Moreover, the consequences could be immediate or could occur on a delayed blast, and it might not be obvious to me which has occurred.  If I slip up and upset a customer and they put an item down and leave without buying it, well, that's pretty obvious cause and effect.  It is rare for the consequences to be on such evident display, however.  More often when I've run low-octane, what I've done is slowed down the process of advancing infrastructure projects that multiply revenue, and therefore I have slowed the process of the compounding revenue from those vectors.  The process of getting all of a store's singles listed on TCGPlayer, for example, provides an almost logarithmic ROI.  Any time I slow down the process of fueling that engine, I lose both speed and acceleration.  An hour spent out-of-sorts on Wednesday the 11th might end up making a $50 revenue shortfall on Friday the 27th, or it might make a $500 revenue shortfall.  Both are within normal parameters.  For one hour of me being off-task.  It's the kind of thing that haunts you at night.  Fear is a motivator.

The good news when you run your own business is this: It works both ways.  Going the extra yard and working it harder and cleaner can erase a multitude of sins and make up lost ground.

There are more days when I am running sharp than running dull, so in the aggregate I offset to the positive, I am fairly certain.  The ongoing challenge is digging out of a sub-par session.

One very simple answer is to work more.  It's not a universal sovereign but it works more often than it doesn't.  Within the limits of avoiding physical burnout, pulling an evening shift or going in earlier in a morning can provide an opportunity to focus well in the quiet of the hour.  I am rarely upset to have "gone in for a little longer" on any given day... it's true that I gave up a chance to log an hour or two in the catharsis of Ori, but I always end up creating value within the business and that makes me happier.

When I'm having focus issues due to digestive or blood sugar or protein problems, an unfortunate reality for post-bariatrics like me, I like to revert to tasks I know will generate income, but are solved processes, no judgment required.  Lately this has been parsing through the loose video games and creating proxy cases for them so they can be shopped more effectively.  Sometimes it's as simple as sorting cards.  That task is the great equalizer and nobody in the organization should consider it beneath them to do it.

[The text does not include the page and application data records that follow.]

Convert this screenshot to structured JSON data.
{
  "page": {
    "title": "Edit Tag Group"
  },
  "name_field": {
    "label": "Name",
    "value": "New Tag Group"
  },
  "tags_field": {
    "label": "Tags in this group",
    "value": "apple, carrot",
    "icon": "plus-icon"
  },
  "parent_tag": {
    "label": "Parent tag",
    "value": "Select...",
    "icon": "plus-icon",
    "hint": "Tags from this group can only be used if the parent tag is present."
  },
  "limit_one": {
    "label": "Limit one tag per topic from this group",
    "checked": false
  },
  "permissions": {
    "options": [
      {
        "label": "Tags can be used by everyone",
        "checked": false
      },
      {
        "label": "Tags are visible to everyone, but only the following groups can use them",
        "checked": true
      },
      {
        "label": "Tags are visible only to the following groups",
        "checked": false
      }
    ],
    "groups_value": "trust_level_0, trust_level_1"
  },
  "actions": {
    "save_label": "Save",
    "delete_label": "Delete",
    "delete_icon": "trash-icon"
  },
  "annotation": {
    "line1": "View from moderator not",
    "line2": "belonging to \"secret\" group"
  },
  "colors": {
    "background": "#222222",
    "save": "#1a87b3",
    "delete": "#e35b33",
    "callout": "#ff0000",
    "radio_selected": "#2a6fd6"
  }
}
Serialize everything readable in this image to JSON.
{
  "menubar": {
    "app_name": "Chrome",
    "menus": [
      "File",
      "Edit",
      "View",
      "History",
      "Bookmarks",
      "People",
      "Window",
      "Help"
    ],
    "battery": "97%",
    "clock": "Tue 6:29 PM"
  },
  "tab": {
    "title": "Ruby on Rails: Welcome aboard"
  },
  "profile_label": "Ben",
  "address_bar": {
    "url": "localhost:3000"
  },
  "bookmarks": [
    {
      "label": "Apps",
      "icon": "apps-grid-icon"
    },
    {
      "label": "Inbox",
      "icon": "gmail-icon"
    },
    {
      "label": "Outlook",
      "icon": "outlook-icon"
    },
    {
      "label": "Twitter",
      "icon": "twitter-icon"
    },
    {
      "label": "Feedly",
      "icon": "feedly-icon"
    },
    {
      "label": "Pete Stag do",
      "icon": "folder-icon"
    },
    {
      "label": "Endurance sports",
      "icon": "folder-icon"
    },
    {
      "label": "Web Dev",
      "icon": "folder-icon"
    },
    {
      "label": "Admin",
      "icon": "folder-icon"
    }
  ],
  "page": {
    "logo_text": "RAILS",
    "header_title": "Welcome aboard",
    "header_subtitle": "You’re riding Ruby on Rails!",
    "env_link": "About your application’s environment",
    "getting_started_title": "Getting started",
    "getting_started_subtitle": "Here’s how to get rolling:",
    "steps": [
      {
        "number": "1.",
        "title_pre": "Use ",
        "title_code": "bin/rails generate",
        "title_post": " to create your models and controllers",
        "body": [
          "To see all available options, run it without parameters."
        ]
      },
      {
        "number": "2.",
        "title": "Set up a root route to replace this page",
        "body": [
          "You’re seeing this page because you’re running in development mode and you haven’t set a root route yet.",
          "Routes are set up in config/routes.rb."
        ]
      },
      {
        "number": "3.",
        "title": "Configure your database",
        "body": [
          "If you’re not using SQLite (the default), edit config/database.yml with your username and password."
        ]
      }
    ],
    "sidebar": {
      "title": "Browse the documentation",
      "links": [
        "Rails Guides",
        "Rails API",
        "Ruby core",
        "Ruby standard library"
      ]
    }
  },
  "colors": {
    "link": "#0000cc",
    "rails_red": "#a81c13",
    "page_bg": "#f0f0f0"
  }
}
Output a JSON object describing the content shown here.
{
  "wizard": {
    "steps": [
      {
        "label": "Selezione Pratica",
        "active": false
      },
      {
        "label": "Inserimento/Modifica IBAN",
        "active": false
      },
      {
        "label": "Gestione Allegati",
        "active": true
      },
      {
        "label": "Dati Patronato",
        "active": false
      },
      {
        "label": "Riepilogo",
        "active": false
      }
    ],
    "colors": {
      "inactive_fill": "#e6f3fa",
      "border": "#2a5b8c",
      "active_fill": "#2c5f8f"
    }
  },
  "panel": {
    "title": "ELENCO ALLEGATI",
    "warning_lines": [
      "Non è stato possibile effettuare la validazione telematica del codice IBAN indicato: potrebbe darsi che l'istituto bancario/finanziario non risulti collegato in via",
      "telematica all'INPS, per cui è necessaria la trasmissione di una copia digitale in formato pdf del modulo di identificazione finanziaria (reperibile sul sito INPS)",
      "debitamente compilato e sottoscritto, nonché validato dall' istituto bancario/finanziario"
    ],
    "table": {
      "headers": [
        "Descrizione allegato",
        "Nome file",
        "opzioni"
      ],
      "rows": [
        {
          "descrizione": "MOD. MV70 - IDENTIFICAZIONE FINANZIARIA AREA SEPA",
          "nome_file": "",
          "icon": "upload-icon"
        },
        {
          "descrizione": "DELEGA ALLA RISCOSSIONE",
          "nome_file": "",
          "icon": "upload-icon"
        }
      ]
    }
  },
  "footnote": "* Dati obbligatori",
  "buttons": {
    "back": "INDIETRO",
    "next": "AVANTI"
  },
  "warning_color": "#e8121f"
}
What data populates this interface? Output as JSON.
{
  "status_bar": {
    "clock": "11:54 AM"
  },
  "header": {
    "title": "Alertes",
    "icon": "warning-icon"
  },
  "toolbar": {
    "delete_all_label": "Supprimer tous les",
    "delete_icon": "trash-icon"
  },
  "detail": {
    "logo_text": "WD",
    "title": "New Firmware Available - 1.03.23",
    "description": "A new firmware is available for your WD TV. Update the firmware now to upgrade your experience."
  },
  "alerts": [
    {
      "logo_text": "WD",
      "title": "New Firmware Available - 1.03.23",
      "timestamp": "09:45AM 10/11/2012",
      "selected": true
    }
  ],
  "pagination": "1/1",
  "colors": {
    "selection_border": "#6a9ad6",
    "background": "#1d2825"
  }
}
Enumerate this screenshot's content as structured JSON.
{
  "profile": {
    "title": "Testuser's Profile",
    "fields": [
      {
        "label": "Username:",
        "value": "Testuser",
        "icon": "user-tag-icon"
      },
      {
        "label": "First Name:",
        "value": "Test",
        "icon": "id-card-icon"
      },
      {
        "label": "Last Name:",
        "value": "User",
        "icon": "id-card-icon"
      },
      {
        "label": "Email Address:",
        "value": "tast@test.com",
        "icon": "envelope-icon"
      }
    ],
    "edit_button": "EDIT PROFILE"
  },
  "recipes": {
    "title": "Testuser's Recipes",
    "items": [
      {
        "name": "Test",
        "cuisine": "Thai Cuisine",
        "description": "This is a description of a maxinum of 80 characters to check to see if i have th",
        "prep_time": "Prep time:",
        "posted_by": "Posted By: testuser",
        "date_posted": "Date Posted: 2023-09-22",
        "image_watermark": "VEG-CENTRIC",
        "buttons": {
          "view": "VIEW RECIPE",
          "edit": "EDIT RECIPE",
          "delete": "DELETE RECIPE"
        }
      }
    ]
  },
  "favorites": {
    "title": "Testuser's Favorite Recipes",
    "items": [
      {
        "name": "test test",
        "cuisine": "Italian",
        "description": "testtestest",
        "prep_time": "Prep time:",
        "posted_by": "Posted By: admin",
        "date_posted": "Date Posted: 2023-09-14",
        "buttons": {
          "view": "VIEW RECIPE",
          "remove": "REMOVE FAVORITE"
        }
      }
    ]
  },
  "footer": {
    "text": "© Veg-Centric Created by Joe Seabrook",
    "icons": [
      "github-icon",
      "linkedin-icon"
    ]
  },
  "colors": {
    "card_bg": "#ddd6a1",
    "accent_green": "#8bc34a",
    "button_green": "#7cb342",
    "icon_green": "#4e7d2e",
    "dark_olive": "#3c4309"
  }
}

What not to do when trying to banish the drag-a-lags is buying.  Buying is where my money is made or lost, and the judgment in setting pre-orders and other procurement is so absolutely vital to the health of the enterprise that I dare not engage in it when I am not cold and crisp.  Secondarily, any other judgment-heavy activity such as personnel reviews or tax planning is right out.

The stakes are high, and I'm manipulating live wires, which means I can make high-voltage moves, but also get shocked hard.  Would I trade this for a nice secure desk where I no longer controlled my own destiny?  Well, it would have to be a hell of a paycheck.  So until we're speaking in those kind of figures, I'm going to stick with the capitalism plan.